I have the following query:
By submitting your personal information, you agree that TechTarget and its partners may contact you regarding relevant content, products and special offers.
SELECT * FROM mytable WHERE col1 = 'c' UNION SELECT * FROM mytable WHERE col1 = 'a' UNION SELECT * FROM mytable WHERE col1 = 'd' UNION SELECT * FROM mytable WHERE col1 = 'b'
How can I get the result in the same sequence of select queries rather than getting sorted by col1? i.e. I need the result to appear in this sequence: c,a,d,b.
In the execution of an SQL query, the ORDER BY clause is done last. Like the old saying goes, "It's all over but the sorting." The database server has retrieved table rows, joined them together as necessary, filtered and grouped them if required and the results are now to be sorted.
Some database developers believe that sorting should be done in the application server, not in the database server. They have a very good point. Sometimes, the presence of an ORDER BY clause requires the database server to write the results into a temporary table, and this temporary table is then read back and sorted. Managing temporary tables consumes very costly database server cycles, whereas letting the application server do it would be cheaper and probably faster. A centralized resource such as a database server should never be squandered on tasks best done elsewhere.
Now consider this UNION query. Whether we do the sorting with the ORDER BY clause or in the application, we still need an algorithm, a method, to determine the sort order. We need our logic to do the following: if the value in col1 is 'c', then these rows go first; if the value in col1 is 'a', then these go second; and so on. This is quite easy to do in a UNION query:
SELECT * , 1 FROM mytable WHERE col1 = 'c' UNION SELECT * , 2 FROM mytable WHERE col1 = 'a' UNION SELECT * , 3 FROM mytable WHERE col1 = 'd' UNION SELECT * , 4 FROM mytable WHERE col1 = 'b'
Can you see how that's going to work? Each row gets an extra column, a number, and the results will be sorted based on the values of these numbers. Thus the rows will be sorted into the desired, special sequence. We could now either add the ORDER BY clause to the SQL statement, or return the results to the application and let it do the sorting.
The application would need to know which column to sort on, so it's a good idea to name the column:
SELECT * , 1 AS sortcol FROM mytable WHERE col1 = 'c' UNION SELECT * , 2 FROM mytable WHERE col1 = 'a' UNION SELECT * , 3 FROM mytable WHERE col1 = 'd' UNION SELECT * , 4 FROM mytable WHERE col1 = 'b'
Result set column names for a UNION query are taken from the first SELECT in the UNION, so it's not necessary to assign the column alias in the other SELECTs.
And now for something completely different:

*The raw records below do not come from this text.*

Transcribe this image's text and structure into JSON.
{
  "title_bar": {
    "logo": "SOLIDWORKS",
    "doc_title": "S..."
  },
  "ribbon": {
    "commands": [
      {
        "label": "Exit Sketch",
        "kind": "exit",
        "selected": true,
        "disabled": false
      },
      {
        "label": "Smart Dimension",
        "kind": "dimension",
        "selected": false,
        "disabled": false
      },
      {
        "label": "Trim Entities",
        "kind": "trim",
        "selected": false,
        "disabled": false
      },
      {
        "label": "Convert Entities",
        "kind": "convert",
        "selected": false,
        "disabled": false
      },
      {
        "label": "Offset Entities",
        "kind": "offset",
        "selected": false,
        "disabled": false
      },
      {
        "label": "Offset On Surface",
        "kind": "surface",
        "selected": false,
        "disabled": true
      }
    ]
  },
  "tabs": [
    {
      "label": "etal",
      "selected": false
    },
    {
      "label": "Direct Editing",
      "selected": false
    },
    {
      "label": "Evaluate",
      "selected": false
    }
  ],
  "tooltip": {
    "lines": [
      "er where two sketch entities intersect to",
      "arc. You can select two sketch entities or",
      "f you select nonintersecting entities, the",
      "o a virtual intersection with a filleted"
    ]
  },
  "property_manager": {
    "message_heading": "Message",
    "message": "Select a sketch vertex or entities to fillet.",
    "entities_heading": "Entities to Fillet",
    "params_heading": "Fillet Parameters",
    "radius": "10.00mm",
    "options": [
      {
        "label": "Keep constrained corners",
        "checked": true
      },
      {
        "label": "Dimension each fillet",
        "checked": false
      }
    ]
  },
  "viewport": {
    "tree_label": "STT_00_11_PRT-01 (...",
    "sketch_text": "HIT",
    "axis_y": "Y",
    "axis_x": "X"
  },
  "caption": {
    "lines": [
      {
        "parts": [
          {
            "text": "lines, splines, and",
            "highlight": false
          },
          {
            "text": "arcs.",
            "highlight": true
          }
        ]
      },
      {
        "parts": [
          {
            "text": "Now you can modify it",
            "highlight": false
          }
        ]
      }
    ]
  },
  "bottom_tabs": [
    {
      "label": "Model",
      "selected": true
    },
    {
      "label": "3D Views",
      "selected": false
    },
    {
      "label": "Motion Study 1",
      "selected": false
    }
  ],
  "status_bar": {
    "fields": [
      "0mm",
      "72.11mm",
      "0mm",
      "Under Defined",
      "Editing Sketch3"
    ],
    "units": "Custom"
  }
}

SELECT * , CASE WHEN col1 = 'c' THEN 'Curly' WHEN col1 = 'a' THEN 'Larry' WHEN col1 = 'd' THEN 'Moe' WHEN col1 = 'b' THEN 'Shemp' END AS sortcol FROM mytable WHERE col1 IN ( 'c','a','d','b' )
This is possible only, of course, because all four original SELECTs retrieved rows from the same table. If there were four different tables, then we would have to use the UNION. Here, we have only one SELECT against the table. The CASE expression takes only a few extra nanoseconds to evaluate, compared with no evaluation for hardcoded values. However, four SELECTs, even though it's the same table, might actually get executed as four passes against the data. Most optimizers would spot this, but why give them a chance to go wrong.
And yes, I could have assigned numbers as THEN values in the CASE expression. Sorting a VARCHAR(5) column might be marginally slower than sorting 1-byte numbers (although the difference is likely not noticeable), but I think the names are pretty neat.
Dig Deeper on Oracle and SQL
Related Q&A from Rudy Limeback
Read an example of an SQL case expression from our SQL expert Rudy Limeback.continue reading
Read about the Mimer Validator, a tool used to verify your SQL code, in this tip from SQL expert Rudy Limeback.continue reading
Read SQL expert Rudy Limeback's advice for counting combinations in a table with SQL's GROUP BY clausecontinue reading
Have a question for an expert?
Please add a title for your question
Get answers from a TechTarget expert on whatever's puzzling you.